Affordable Care Act
© AFP Photo / Joe RaedleAffordable Care Act navigator Nini Hadwen speaks with clients as they shop for health insurance.
The ongoing issues with President Barack Obama's Affordable Care Act don't end with the insurance mandate's awful website: new reports suggest Obamacare is driving the cost of coverage up for some, and eliminating it entirely for others.

Almost one month after launch, the websites for the president's hallmark health care plan continue to be riddled with issues that have opened up entirely new opportunities for opponents of so-called "Obamacare" to pounce upon. Perhaps more damaging to the reputation of the administration, however, are preliminary reports suggesting that the insurance program is failing to meet the promises made by the president.

Specifically, investigative journalists say the Affordable Care Act is already causing long-time policy holders to be kicked off of their insurance plans, and in some areas others only the have the option of one or two providers - and not at a pretty price.

Anna Gorman and Julie Appleby write for Kaiser Health News that hundreds of thousands of United States citizens who had purchased policies already are having their plans cancelled by health insurance companies because the Affordable Care Act mandates that providers offer customers specific policies that some groups currently don't offer.

According to Gorman and Appleby, Florida Blue terminated 300,000 policies just recently - or around 80 percent of its individual business in the Sunshine State.
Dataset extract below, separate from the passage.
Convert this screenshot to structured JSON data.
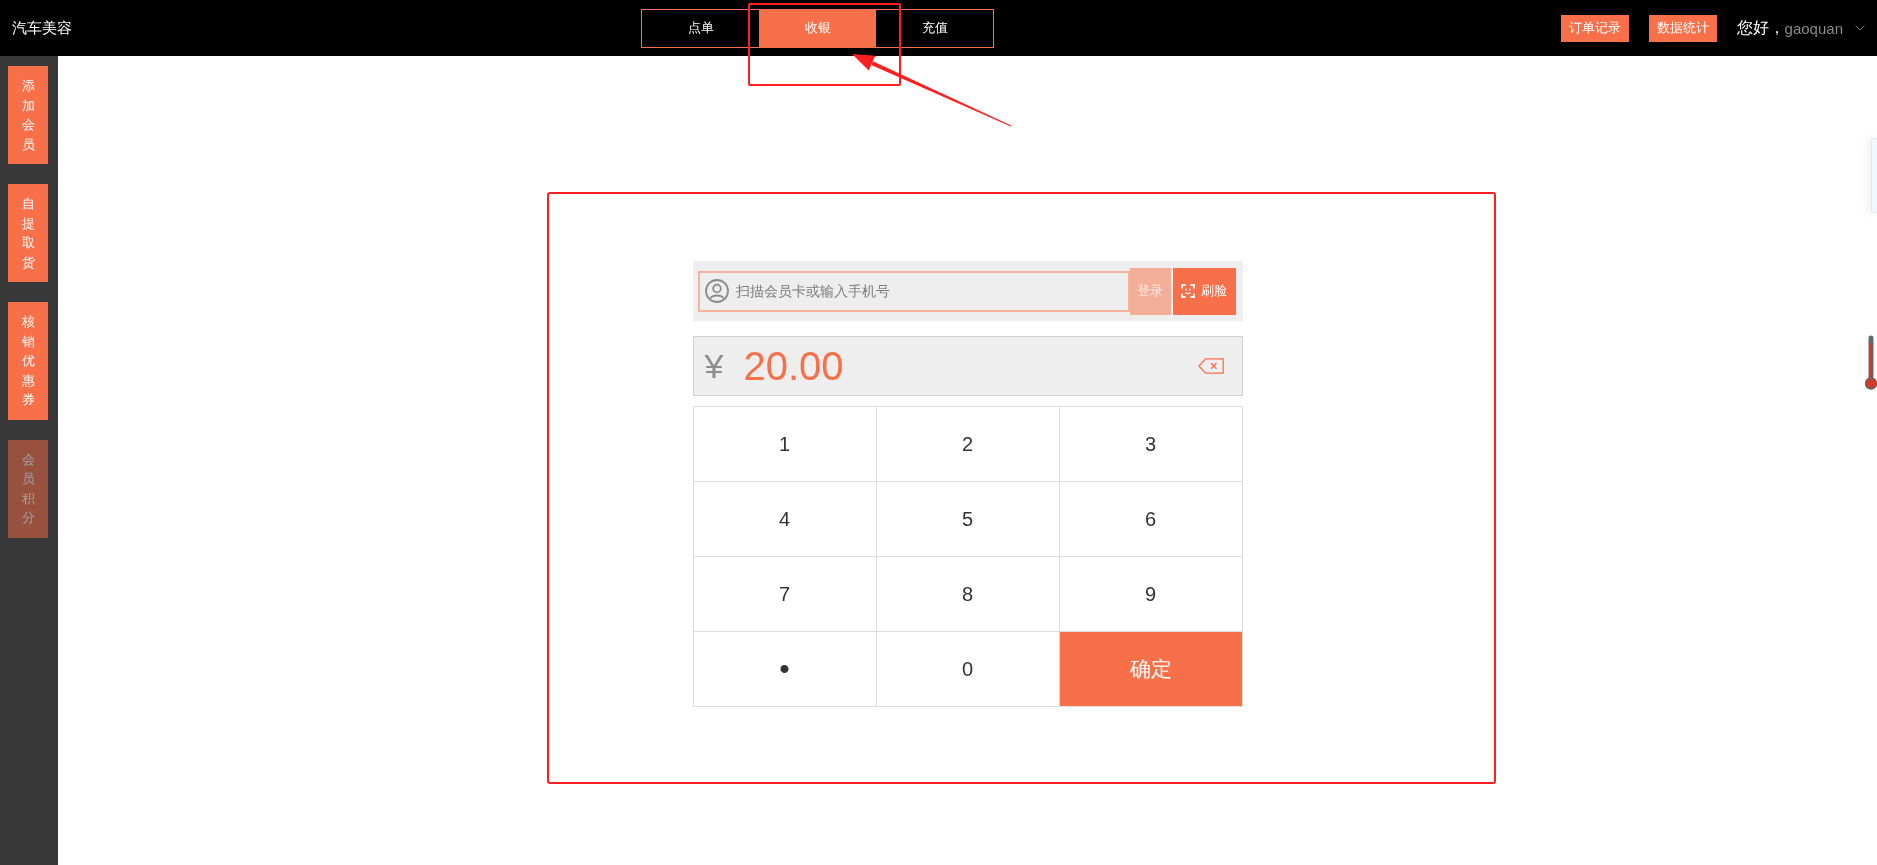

Independence Blue Cross, the major insurer in Philadelphia, Pennsylvania, is canceling about 45 percent of its policies, and others across the country are following suit.

"Insurers say the cancellations are necessary because the policies fall short of what the Affordable Care Act requires starting Jan. 1," the journalists wrote. "Most are ending policies sold after the law passed in March 2010. At least a few are canceling plans sold to people with pre-existing medical conditions."

And although the White House assured Americans that the Affordable Care Act would allow competition to thrive and thusly drive down prices, others aren't exactly seeing it that way. The Kaiser report reveals that hundreds of thousands of former customers are now in the market for new insurance, but another investigation suggests they won't necessarily be saving money once they switch. An independent report conducted by journalists at the New York Times and published on Wednesday this week claims there is solid evidence to suggest the president's promise of low costs isn't coming true just yet.

"While competition is intense in many populous regions, rural areas and small towns have far fewer carriers offering plans in the law's online exchanges," Reed Abelson, Katie Thomas and Jo Craven McGinty wrote for the paper. "Those places, many of them poor, are being asked to choose from some of the highest-priced plans in the 34 states where the federal government is running the health insurance marketplaces, a review by The New York Times has found."

Indeed, the White House insisted the Affordable Care Act would create new, low prices due to competition, but in much of the US such isn't the case. The Times has found that many parts of the country now have a single provider or two offering all Obamacare-friendly policies, and the prices they are charging isn't anything worth reveling about.

"The consumer wants some level of choice," Alexander K. Feldvebel, the deputy insurance commissioner for the single-carrier state of New Hampshire, told the Times. "You don't have that when you have a single carrier offering all the products."

Jerry Dworak, the chief executive of the Montana Health CO-OP, told the Times that adding a third competitor "really changes the landscape vastly."

In rural area, though, three providers - or even two - might not be an option.

"I think the problem was that the Affordable Care Act was designed for where the majority of the people live, in the big cities where there's a lot of competition among health care providers," agreed Tom Hirsig, Wyoming's insurance commissioner.

Around 2,500 counties in the US are served by federal exchanges, according to the Times, but 58 percent of those jurisdictions have two or fewer insurance carriers. In all, about 530 counties have a single provider.

Under the Affordable Care Act, Americans who do not buy in to a health insurance program will be fined. A recent Gallup poll, however, suggests more than one-third of the country would rather pay a penalty than get coverage.

Efforts being led by Congressional democrats are underway in Washington right now to have the buy-in deadline extended until the end of March.